__What the task requires__: If a line of the data below holds the string "muốn", copy it.

__Input for this task__:
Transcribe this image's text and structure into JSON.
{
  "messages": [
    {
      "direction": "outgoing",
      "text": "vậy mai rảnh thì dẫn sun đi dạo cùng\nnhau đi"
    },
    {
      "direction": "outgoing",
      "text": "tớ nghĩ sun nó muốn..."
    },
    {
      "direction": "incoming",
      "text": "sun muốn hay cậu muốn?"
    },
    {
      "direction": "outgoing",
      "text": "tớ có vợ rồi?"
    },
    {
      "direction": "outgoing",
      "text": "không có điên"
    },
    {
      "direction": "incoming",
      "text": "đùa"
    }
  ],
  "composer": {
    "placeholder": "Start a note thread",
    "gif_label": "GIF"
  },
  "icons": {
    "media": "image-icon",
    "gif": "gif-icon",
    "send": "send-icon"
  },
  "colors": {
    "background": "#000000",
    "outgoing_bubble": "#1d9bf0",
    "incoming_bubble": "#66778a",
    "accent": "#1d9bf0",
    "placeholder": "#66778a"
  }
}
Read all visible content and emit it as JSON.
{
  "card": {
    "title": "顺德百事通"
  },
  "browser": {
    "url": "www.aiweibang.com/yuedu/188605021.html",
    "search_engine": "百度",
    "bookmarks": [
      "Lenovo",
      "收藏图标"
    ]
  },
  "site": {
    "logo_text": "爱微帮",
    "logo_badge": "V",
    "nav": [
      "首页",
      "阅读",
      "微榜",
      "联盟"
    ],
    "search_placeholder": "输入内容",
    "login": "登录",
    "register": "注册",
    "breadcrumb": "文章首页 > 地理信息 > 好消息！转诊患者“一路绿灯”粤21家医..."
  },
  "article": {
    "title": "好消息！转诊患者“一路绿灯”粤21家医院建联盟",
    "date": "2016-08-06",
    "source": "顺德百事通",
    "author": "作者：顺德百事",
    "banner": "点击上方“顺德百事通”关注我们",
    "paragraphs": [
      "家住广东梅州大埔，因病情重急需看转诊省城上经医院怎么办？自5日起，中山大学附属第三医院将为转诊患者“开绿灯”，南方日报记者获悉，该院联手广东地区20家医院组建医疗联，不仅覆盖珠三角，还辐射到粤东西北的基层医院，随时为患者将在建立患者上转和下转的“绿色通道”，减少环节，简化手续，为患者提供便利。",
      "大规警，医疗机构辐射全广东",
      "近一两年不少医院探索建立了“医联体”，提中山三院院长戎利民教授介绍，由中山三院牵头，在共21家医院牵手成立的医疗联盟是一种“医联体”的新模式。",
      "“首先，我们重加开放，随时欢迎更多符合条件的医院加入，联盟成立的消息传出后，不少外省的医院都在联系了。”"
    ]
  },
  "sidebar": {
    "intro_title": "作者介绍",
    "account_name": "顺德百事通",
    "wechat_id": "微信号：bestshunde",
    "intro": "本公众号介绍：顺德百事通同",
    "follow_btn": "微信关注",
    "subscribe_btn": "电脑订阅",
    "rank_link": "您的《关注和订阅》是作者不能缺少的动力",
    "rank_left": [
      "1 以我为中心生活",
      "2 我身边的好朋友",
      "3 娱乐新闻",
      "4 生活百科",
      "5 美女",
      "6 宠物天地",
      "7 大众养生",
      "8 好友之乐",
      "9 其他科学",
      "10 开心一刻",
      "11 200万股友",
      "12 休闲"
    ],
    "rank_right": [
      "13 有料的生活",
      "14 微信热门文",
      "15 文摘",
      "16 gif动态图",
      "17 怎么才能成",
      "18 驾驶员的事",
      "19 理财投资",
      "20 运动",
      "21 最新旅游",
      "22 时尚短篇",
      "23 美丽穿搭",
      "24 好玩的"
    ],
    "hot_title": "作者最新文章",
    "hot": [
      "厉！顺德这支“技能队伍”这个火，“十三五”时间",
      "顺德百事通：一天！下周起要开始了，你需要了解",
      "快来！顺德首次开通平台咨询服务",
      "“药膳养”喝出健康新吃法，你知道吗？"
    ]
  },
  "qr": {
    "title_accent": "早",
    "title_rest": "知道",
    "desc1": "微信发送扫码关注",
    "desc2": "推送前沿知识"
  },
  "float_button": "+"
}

__Task response__:
      "text": "tớ nghĩ sun nó muốn..."
      "text": "sun muốn hay cậu muốn?"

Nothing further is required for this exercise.